▶

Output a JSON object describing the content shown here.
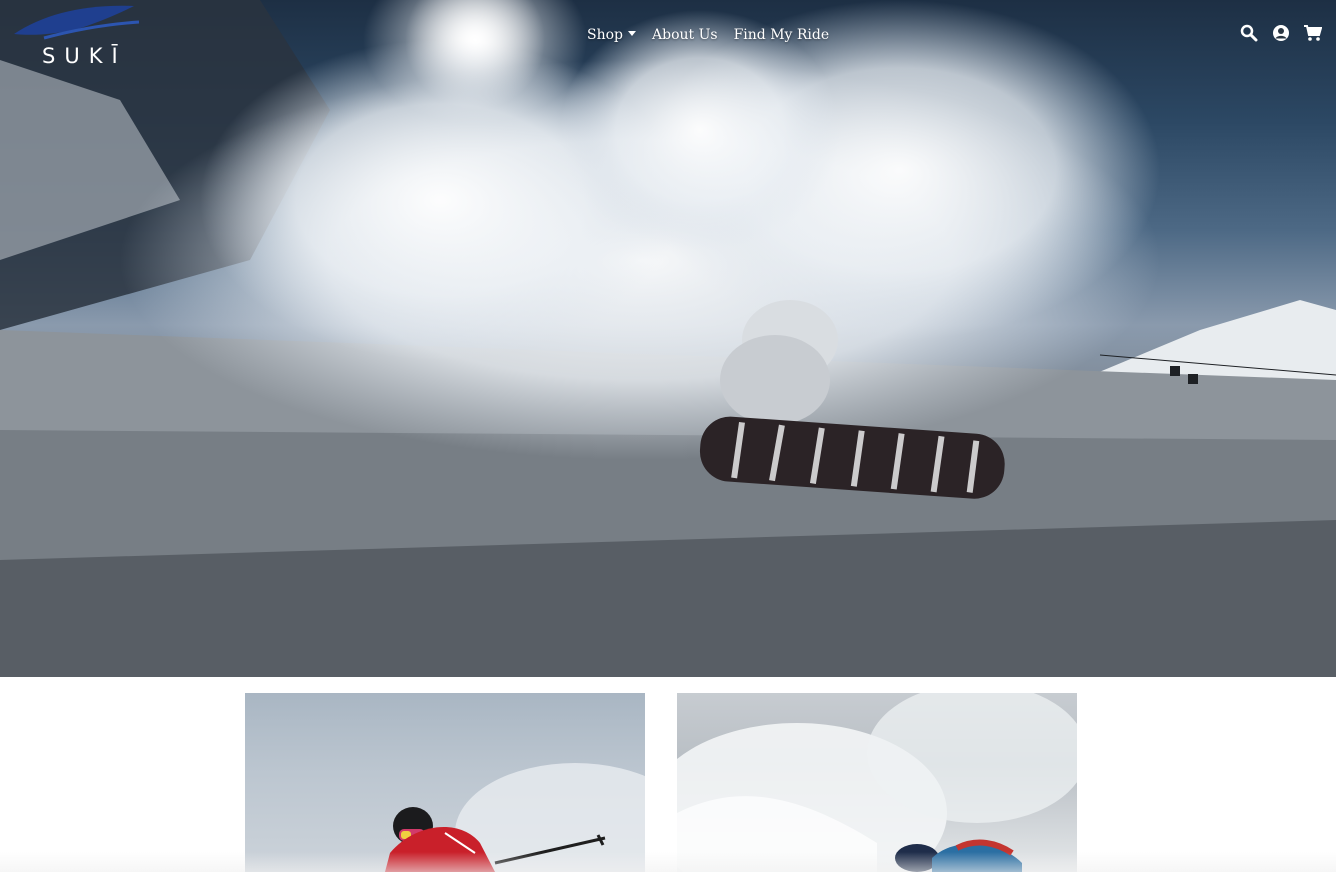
{
  "brand": {
    "name": "SUKĪ"
  },
  "nav": {
    "items": [
      {
        "label": "Shop",
        "dropdown": true
      },
      {
        "label": "About Us",
        "dropdown": false
      },
      {
        "label": "Find My Ride",
        "dropdown": false
      }
    ],
    "icons": [
      "search-icon",
      "account-icon",
      "cart-icon"
    ]
  },
  "hero": {
    "image": "snowboarder-powder-spray"
  },
  "cards": [
    {
      "image": "skier-red-jacket-poles"
    },
    {
      "image": "skier-powder-spray"
    }
  ],
  "colors": {
    "nav_text": "#ffffff",
    "logo_swoosh": "#1f3f8f",
    "page_bg": "#ffffff"
  }
}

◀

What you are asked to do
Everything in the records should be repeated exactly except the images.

Answer
Output a JSON object describing the content shown here.
{
  "brand": {
    "name": "SUKĪ"
  },
  "nav": {
    "items": [
      {
        "label": "Shop",
        "dropdown": true
      },
      {
        "label": "About Us",
        "dropdown": false
      },
      {
        "label": "Find My Ride",
        "dropdown": false
      }
    ],
    "icons": [
      "search-icon",
      "account-icon",
      "cart-icon"
    ]
  },
  "hero": {
    "image": "snowboarder-powder-spray"
  },
  "cards": [
    {
      "image": "skier-red-jacket-poles"
    },
    {
      "image": "skier-powder-spray"
    }
  ],
  "colors": {
    "nav_text": "#ffffff",
    "logo_swoosh": "#1f3f8f",
    "page_bg": "#ffffff"
  }
}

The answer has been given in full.